I love the World Cup.

From the pre-tournament collections of goals which are worth seeing a thousand times to the Panini by proxy of a friend’s ten year old and his collection fo stickers. From the opening ceremony of curious lack of tedium to the first exchanges to the stressing over the performances of the England side to the glorious dawn of that nation and the cut and thrusts of Africans and Asians to burst the football bubbles of Europe – Czech Republic the second best team in the world? Tell Ghana that – and on and on and on.

I love the moments of the World Cup – Park Ju Sung’s knee taking the ball over Fabian Barthez and the reaction of William Gallas to the second French draw. For one game Zindane Zidane, Thierry Henry (Best striker in the World TM) et al are put into a situations where the fearsome reputations they have acquired are moot and they are what they are – the sum of their performance.

Stop the World Cup now and Brazil’s superstars are Kaka and a guy called Fred and not anyone called Ron-anything. The World Cup is not a respecter of reputations – it is a creator of them.

I like to think of The World Cup as a genuinely multi-polar event. Not only multi-polar but multi-objectivised. Pick any group of four and one gets a team which aims to win The World Cup, two that want to get out of the group and one which is happy to go home with heads held high. The aims of a Trinidad & Tobago are so different from those of England that when the two meet the game is not the same as a Premiership clash – even be that the opening Wigan vs Chelsea game. The fact that T&T go into today’s final group games with a chance of qualification is testament to this fact. The one point from two that was a draw they got with Sweden and wanted against England would be a poor Premiership or League One return but could go a way to seeing them through.

Multi-polar because each team has a contradictory agenda not only of success but aims to success. Svennis’s England want wins, T&T wanted a draw and to assume that desire and decent performance alone can override someone else’s agenda is to misjudge the nature of the event.

Yet it is this misjudgement which seems to govern the media.

This morning Radio Five Live talked about putting three or four past Sweden as if it were just a matter of having the will and passion to do so. The rest of the media (including BfB) suggest we have played poorly against T&T and Paraguay ignoring entirely the will of those two teams.

Both looked for the point that would have kept their World Cup alive and both could have got it. The fact that those teams are viewed on the whole in the newspapers as being the football equivalent of jam cars there to block England’s progress and not to attempt to progress themselves – even if progress comes from blanket defending – is condescending to the point of insult. It is “Johnny Foreigner can’t play” thinking.

Not that that concerns me. I have long since stopped reading newspapers and try not to pay too much attention to the corporate news media and seem to enjoy this (and perhaps other) events all the more for it. BfB match reports I write never try to tell you, dear reader, what to think of what you have seen at Valley Parade preferring to talk about reasons and ramifications. I’ll be damned if I let someone interpret what I have witnessed for me and tell me that winning 2-0 against a blanket back eight is a bad result.
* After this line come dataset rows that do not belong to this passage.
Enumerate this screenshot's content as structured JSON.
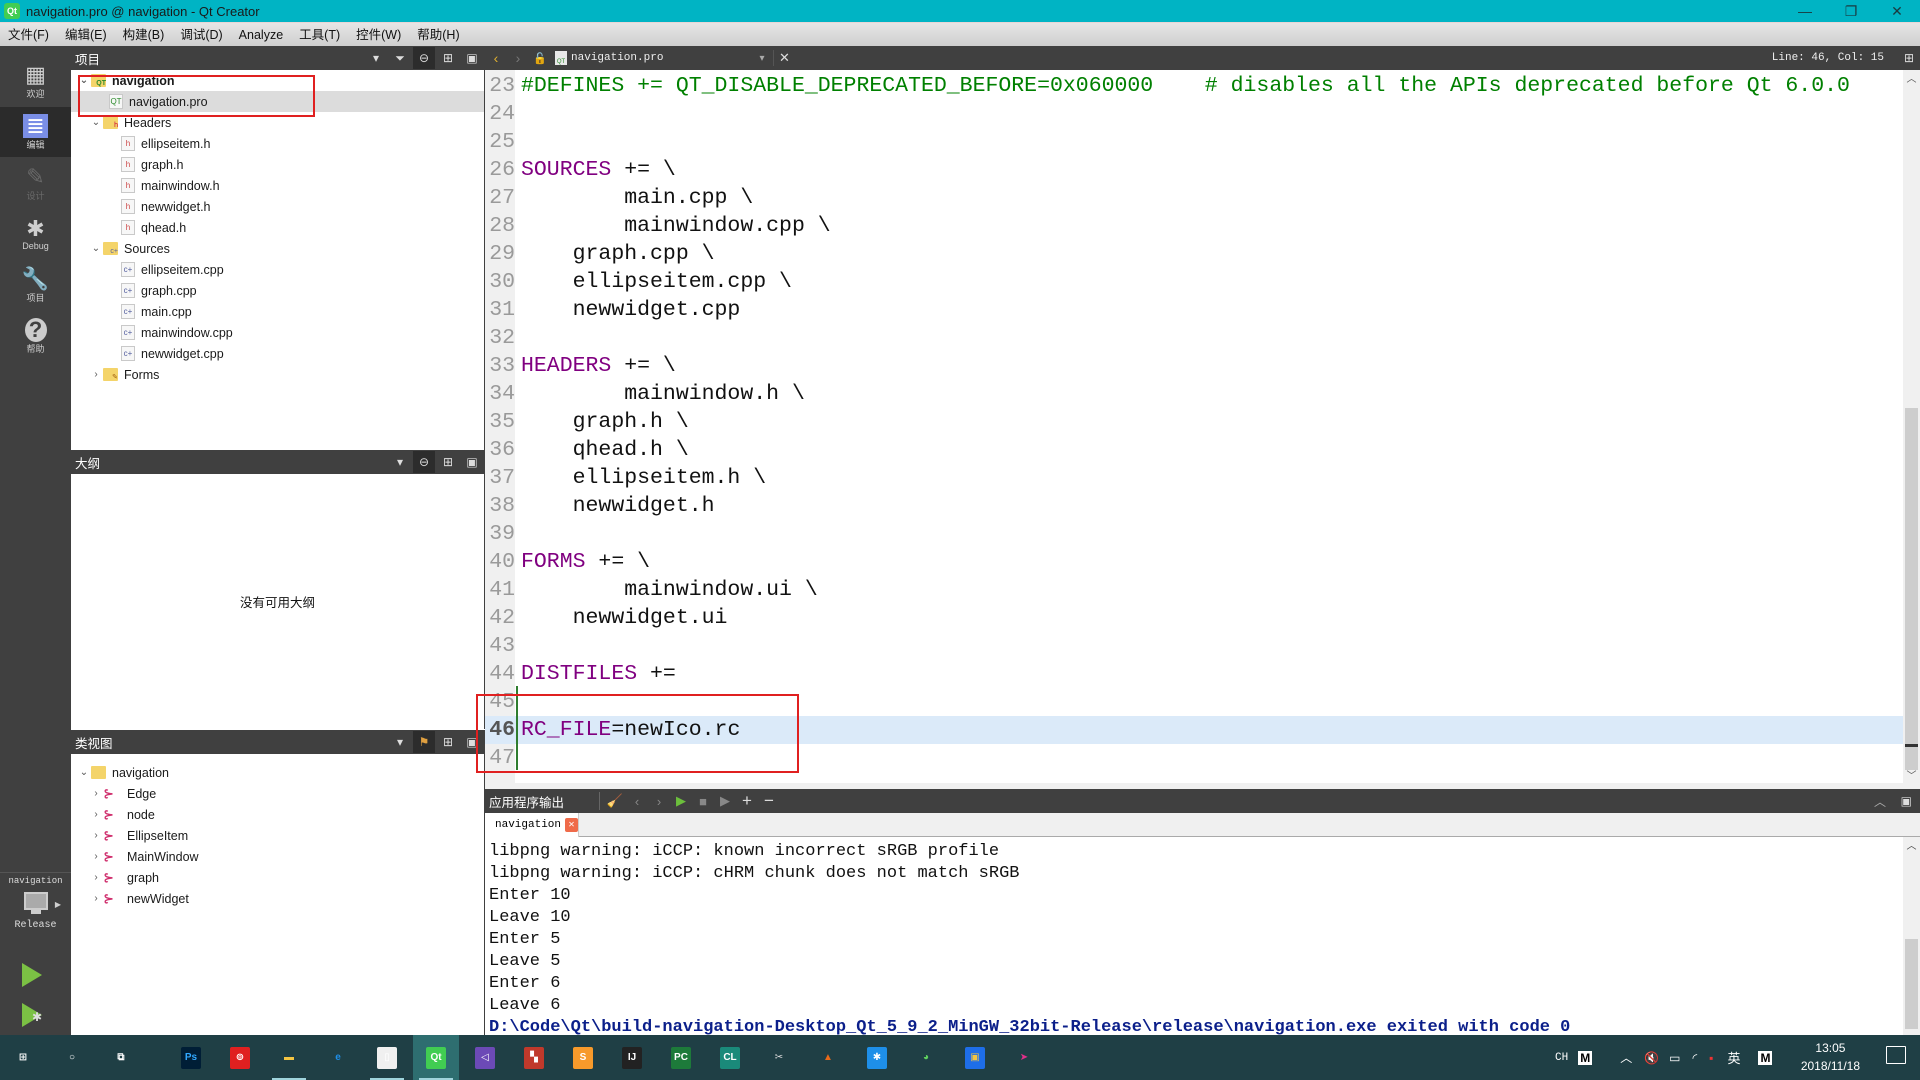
{
  "window": {
    "title": "navigation.pro @ navigation - Qt Creator",
    "controls": {
      "minimize": "—",
      "restore": "❐",
      "close": "✕"
    }
  },
  "menubar": [
    "文件(F)",
    "编辑(E)",
    "构建(B)",
    "调试(D)",
    "Analyze",
    "工具(T)",
    "控件(W)",
    "帮助(H)"
  ],
  "modes": [
    {
      "label": "欢迎",
      "icon": "grid-icon"
    },
    {
      "label": "编辑",
      "icon": "edit-document-icon",
      "active": true
    },
    {
      "label": "设计",
      "icon": "pencil-icon",
      "disabled": true
    },
    {
      "label": "Debug",
      "icon": "bug-icon"
    },
    {
      "label": "项目",
      "icon": "wrench-icon"
    },
    {
      "label": "帮助",
      "icon": "help-icon"
    }
  ],
  "kit": {
    "project": "navigation",
    "config": "Release"
  },
  "projects_pane": {
    "title": "项目",
    "root": "navigation",
    "pro_file": "navigation.pro",
    "headers_label": "Headers",
    "headers": [
      "ellipseitem.h",
      "graph.h",
      "mainwindow.h",
      "newwidget.h",
      "qhead.h"
    ],
    "sources_label": "Sources",
    "sources": [
      "ellipseitem.cpp",
      "graph.cpp",
      "main.cpp",
      "mainwindow.cpp",
      "newwidget.cpp"
    ],
    "forms_label": "Forms"
  },
  "outline_pane": {
    "title": "大纲",
    "empty_text": "没有可用大纲"
  },
  "class_pane": {
    "title": "类视图",
    "root": "navigation",
    "classes": [
      "Edge",
      "node",
      "EllipseItem",
      "MainWindow",
      "graph",
      "newWidget"
    ]
  },
  "editor": {
    "file_name": "navigation.pro",
    "cursor_position": "Line: 46, Col: 15",
    "current_line": 46,
    "lines": [
      {
        "n": "23",
        "parts": [
          {
            "t": "#DEFINES += QT_DISABLE_DEPRECATED_BEFORE=0x060000    # disables all the APIs deprecated before Qt 6.0.0",
            "c": "cm"
          }
        ]
      },
      {
        "n": "24",
        "parts": []
      },
      {
        "n": "25",
        "parts": []
      },
      {
        "n": "26",
        "parts": [
          {
            "t": "SOURCES",
            "c": "kw"
          },
          {
            "t": " += \\",
            "c": ""
          }
        ]
      },
      {
        "n": "27",
        "parts": [
          {
            "t": "        main.cpp \\",
            "c": ""
          }
        ]
      },
      {
        "n": "28",
        "parts": [
          {
            "t": "        mainwindow.cpp \\",
            "c": ""
          }
        ]
      },
      {
        "n": "29",
        "parts": [
          {
            "t": "    graph.cpp \\",
            "c": ""
          }
        ]
      },
      {
        "n": "30",
        "parts": [
          {
            "t": "    ellipseitem.cpp \\",
            "c": ""
          }
        ]
      },
      {
        "n": "31",
        "parts": [
          {
            "t": "    newwidget.cpp",
            "c": ""
          }
        ]
      },
      {
        "n": "32",
        "parts": []
      },
      {
        "n": "33",
        "parts": [
          {
            "t": "HEADERS",
            "c": "kw"
          },
          {
            "t": " += \\",
            "c": ""
          }
        ]
      },
      {
        "n": "34",
        "parts": [
          {
            "t": "        mainwindow.h \\",
            "c": ""
          }
        ]
      },
      {
        "n": "35",
        "parts": [
          {
            "t": "    graph.h \\",
            "c": ""
          }
        ]
      },
      {
        "n": "36",
        "parts": [
          {
            "t": "    qhead.h \\",
            "c": ""
          }
        ]
      },
      {
        "n": "37",
        "parts": [
          {
            "t": "    ellipseitem.h \\",
            "c": ""
          }
        ]
      },
      {
        "n": "38",
        "parts": [
          {
            "t": "    newwidget.h",
            "c": ""
          }
        ]
      },
      {
        "n": "39",
        "parts": []
      },
      {
        "n": "40",
        "parts": [
          {
            "t": "FORMS",
            "c": "kw"
          },
          {
            "t": " += \\",
            "c": ""
          }
        ]
      },
      {
        "n": "41",
        "parts": [
          {
            "t": "        mainwindow.ui \\",
            "c": ""
          }
        ]
      },
      {
        "n": "42",
        "parts": [
          {
            "t": "    newwidget.ui",
            "c": ""
          }
        ]
      },
      {
        "n": "43",
        "parts": []
      },
      {
        "n": "44",
        "parts": [
          {
            "t": "DISTFILES",
            "c": "kw"
          },
          {
            "t": " +=",
            "c": ""
          }
        ]
      },
      {
        "n": "45",
        "parts": []
      },
      {
        "n": "46",
        "parts": [
          {
            "t": "RC_FILE",
            "c": "kw"
          },
          {
            "t": "=newIco.rc",
            "c": ""
          }
        ]
      },
      {
        "n": "47",
        "parts": []
      }
    ]
  },
  "output_pane": {
    "title": "应用程序输出",
    "tab": "navigation",
    "lines": [
      "libpng warning: iCCP: known incorrect sRGB profile",
      "libpng warning: iCCP: cHRM chunk does not match sRGB",
      "Enter 10",
      "Leave 10",
      "Enter 5",
      "Leave 5",
      "Enter 6",
      "Leave 6"
    ],
    "exit_line": "D:\\Code\\Qt\\build-navigation-Desktop_Qt_5_9_2_MinGW_32bit-Release\\release\\navigation.exe exited with code 0"
  },
  "taskbar": {
    "apps": [
      "start",
      "search",
      "task-view",
      "photoshop",
      "netease-music",
      "file-explorer",
      "edge",
      "notepad",
      "qt-creator",
      "visual-studio",
      "app-grid",
      "sublime-text",
      "intellij-idea",
      "pycharm",
      "clion",
      "tools",
      "matlab",
      "app-star",
      "wechat",
      "app-blue",
      "app-pink"
    ],
    "tray": {
      "lang": "CH",
      "ime": "英",
      "time": "13:05",
      "date": "2018/11/18"
    }
  }
}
I’m not going to listen to people telling me that Ronaldinho must be feared when Kaka is pulling the strings. I’m not going to hear about how if we don’t underestimate Paraguay we can give them a good pasting.
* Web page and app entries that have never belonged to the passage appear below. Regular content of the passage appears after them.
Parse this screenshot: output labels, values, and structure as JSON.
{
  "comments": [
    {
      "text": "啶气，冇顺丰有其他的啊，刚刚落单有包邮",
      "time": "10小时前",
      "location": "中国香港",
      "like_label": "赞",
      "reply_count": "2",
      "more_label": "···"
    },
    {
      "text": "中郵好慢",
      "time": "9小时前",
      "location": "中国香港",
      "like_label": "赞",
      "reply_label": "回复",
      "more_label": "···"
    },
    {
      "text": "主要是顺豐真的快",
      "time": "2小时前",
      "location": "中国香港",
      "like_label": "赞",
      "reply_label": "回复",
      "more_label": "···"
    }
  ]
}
Perhaps I’m stubborn after watching twenty five years of Bradford City and a few more of Liverpool and Forest in Europe before that or perhaps I just remember the Rodney Marsh style critique of City’s Premiership chances and how poorly they were based on reality – “Watford will stay up, they were great in 1984 after all” – but I do not trust those views.
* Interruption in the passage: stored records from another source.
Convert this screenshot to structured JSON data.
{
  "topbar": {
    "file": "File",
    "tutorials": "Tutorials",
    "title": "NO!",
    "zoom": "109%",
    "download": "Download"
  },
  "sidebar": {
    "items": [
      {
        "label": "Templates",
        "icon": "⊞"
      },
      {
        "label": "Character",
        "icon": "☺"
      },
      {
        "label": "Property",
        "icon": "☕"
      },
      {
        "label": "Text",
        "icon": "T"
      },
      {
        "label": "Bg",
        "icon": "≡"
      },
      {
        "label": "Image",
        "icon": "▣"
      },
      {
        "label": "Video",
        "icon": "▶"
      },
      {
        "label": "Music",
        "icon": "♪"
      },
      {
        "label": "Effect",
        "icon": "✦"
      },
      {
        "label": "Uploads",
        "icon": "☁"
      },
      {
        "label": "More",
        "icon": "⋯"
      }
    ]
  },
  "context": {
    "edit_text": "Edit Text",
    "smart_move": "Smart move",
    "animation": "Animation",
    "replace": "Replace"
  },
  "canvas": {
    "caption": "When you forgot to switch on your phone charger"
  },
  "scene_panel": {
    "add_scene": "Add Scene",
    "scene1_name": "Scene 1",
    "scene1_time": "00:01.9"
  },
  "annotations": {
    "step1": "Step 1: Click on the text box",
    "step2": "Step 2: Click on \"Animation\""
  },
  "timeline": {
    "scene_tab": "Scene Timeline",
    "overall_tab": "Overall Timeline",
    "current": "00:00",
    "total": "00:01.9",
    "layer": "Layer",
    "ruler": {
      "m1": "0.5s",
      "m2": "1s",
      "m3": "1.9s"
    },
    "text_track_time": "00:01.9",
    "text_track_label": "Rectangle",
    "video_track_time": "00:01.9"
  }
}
I love The World Cup. It is full of hope and joy and disappointment and consternation and is strange and brilliant and horrible and wonderful all at once. That is self-evident. Do yourself a favour and fold the paper up, do the gardening instead of watching Sky Sports and mute the TV and turn to your sofa mates to discuss the game at half and full time.

Recent Posts